A 12 year old boy living in Sheffield and his younger sister should both be taken into care, a family court has ruled.
In J and E (Care, Placement) the boy, referred to as ‘J’, and his five year-old sister, ‘E’, had different fathers.
Sheffield City Council had been concerned for J’s welfare for a number of years. He was placed on the Child Protection Register as someone at risk of neglect and also placed in police protection on two separate occasions. Social workers reported that he was exposed to alcohol and drug use, domestic violence and “marital discord” at home. Two foster placements broke down and J had been on the verge of adoption when his maternal grandmother and her husband put themselves forward as carers. They were given a positive assessment by social workers and a special guardianship order was issued, giving them responsibility for J’s care. But in 2012, this placement also broke down and J returned to his mother.
She began a new relationship with the man who became E’s father and a pattern of drug misuse and domestic violence reportedly continued, although her second partner denies being violent towards her. Later the mother left him and moved to a woman’s refuge in Sheffield. While there, J became involved in a fight with another child, and this led to the mother assaulting also assaulting the youngster’s mother.

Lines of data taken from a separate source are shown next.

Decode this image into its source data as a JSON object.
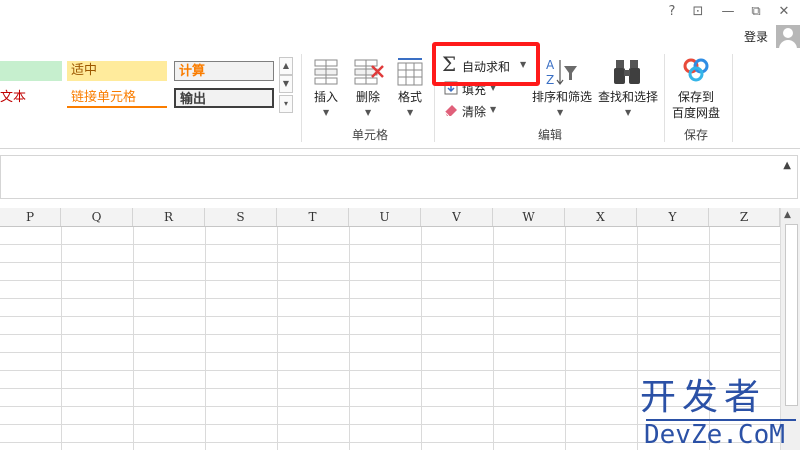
{
  "window": {
    "help_label": "?",
    "ribbon_display_label": "⊡",
    "minimize_label": "—",
    "restore_label": "⧉",
    "close_label": "✕",
    "login_label": "登录"
  },
  "ribbon": {
    "styles": {
      "row1": [
        {
          "label": "",
          "bg": "#c6efce"
        },
        {
          "label": "适中",
          "bg": "#ffeb9c",
          "color": "#9c5700"
        },
        {
          "label": "计算",
          "bg": "#f2f2f2",
          "color": "#fa7d00"
        }
      ],
      "row2": [
        {
          "label": "文本",
          "color": "#c00000"
        },
        {
          "label": "链接单元格",
          "color": "#fa7d00"
        },
        {
          "label": "输出",
          "bg": "#f2f2f2",
          "color": "#3f3f3f"
        }
      ]
    },
    "cells_group": {
      "label": "单元格",
      "insert_label": "插入",
      "delete_label": "删除",
      "format_label": "格式"
    },
    "edit_group": {
      "label": "编辑",
      "autosum_label": "自动求和",
      "fill_label": "填充",
      "clear_label": "清除",
      "sort_filter_label": "排序和筛选",
      "find_select_label": "查找和选择"
    },
    "save_group": {
      "label": "保存",
      "save_baidu_line1": "保存到",
      "save_baidu_line2": "百度网盘"
    },
    "colors": {
      "sigma": "#3a3a3a",
      "clear_icon": "#e0607a",
      "highlight": "#ff1a1a"
    }
  },
  "sheet": {
    "columns": [
      "P",
      "Q",
      "R",
      "S",
      "T",
      "U",
      "V",
      "W",
      "X",
      "Y",
      "Z"
    ]
  },
  "watermark": {
    "line1": "开发者",
    "line2": "DevZe.CoM"
  }
}
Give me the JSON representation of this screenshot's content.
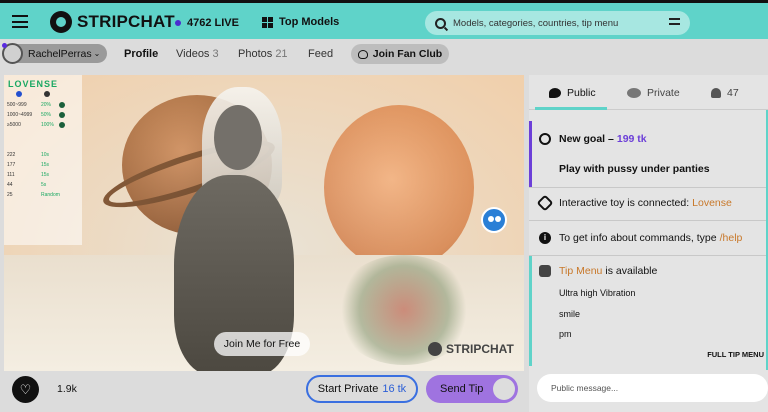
{
  "header": {
    "brand": "STRIPCHAT",
    "live_count": "4762 LIVE",
    "top_models": "Top Models",
    "search_placeholder": "Models, categories, countries, tip menu",
    "accent": "#5fd3c9"
  },
  "subnav": {
    "username": "RachelPerras",
    "tabs": [
      {
        "label": "Profile",
        "count": ""
      },
      {
        "label": "Videos",
        "count": "3"
      },
      {
        "label": "Photos",
        "count": "21"
      },
      {
        "label": "Feed",
        "count": ""
      }
    ],
    "fan_club": "Join Fan Club"
  },
  "video": {
    "lovense_title": "LOVENSE",
    "lovense_levels": [
      {
        "range": "500~999",
        "pct": "20%"
      },
      {
        "range": "1000~4999",
        "pct": "50%"
      },
      {
        "range": "≥5000",
        "pct": "100%"
      }
    ],
    "lovense_patterns": [
      {
        "value": "222",
        "time": "10s"
      },
      {
        "value": "177",
        "time": "15s"
      },
      {
        "value": "111",
        "time": "15s"
      },
      {
        "value": "44",
        "time": "5s"
      },
      {
        "value": "25",
        "time": "Random"
      }
    ],
    "join_label": "Join Me for Free",
    "watermark": "STRIPCHAT"
  },
  "controls": {
    "likes": "1.9k",
    "start_private": "Start Private",
    "private_price": "16 tk",
    "send_tip": "Send Tip"
  },
  "chat": {
    "tabs": {
      "public": "Public",
      "private": "Private",
      "users": "47"
    },
    "goal_label": "New goal –",
    "goal_amount": "199 tk",
    "goal_text": "Play with pussy under panties",
    "toy_text": "Interactive toy is connected:",
    "toy_brand": "Lovense",
    "info_text": "To get info about commands, type",
    "info_cmd": "/help",
    "tipmenu_label": "Tip Menu",
    "tipmenu_text": "is available",
    "tip_items": [
      "Ultra high Vibration",
      "smile",
      "pm"
    ],
    "full_menu": "FULL TIP MENU",
    "input_placeholder": "Public message..."
  }
}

J was placed on the Child Protection Register again, this time with his sister, and social workers believed both were at risk of emotional harm and neglect. The mother then began a relationship with a third man, who had a criminal record for domestic violence.
Finally, in November last year, Her Honour Judge Sarah Wright noted:
“…J was found walking on the M1 motorway reporting that he wanted to get away from Sheffield and presenting as very unhappy about living at home. He described a chaotic home with people attending his house whom he described as rough and were drinking alcohol, shouting and swearing. He spoke in particular of one individual called R who he described as nasty. R it appears was and still is a friend of mothers. E described being left in the house with J when her mother left the house at night time.”
The authority then launched care proceedings, applying to place E for adoption and to keep J in long term foster care. The mother agreed to their plan but wanted more contact with J: the Council had proposed monthly visits only. The boy’s father also agreed but wanted parental responsibility for him.
J’s father took part in the care proceedings despite “health and travel issues” but the maternal grandmother did not.
Meanwhile, E’s father was in prison for robbery and is not due for release until next year. He opposed the council’s plan altogether and wanted the girl returned to her mother’s care or that she remain in foster care until his release.
Judge Wright concluded that “really is no alternative for J other than a Care Order” and that monthly contact with her mother was the appropriate level and would allow him to settle into his placement. “Any more at this stage could be very disruptive.”
E, meanwhile, needed “a stable secure consistent environment allowing her to thrive throughout her life.”
“She has been in a state of flux,” declared the Judge. “She needs attachment to a primary carer who can consistently meet her needs,” and neither of her biological parents were in a position to do that.
Read the judgement here.
Image by Paul Gibson via Flickr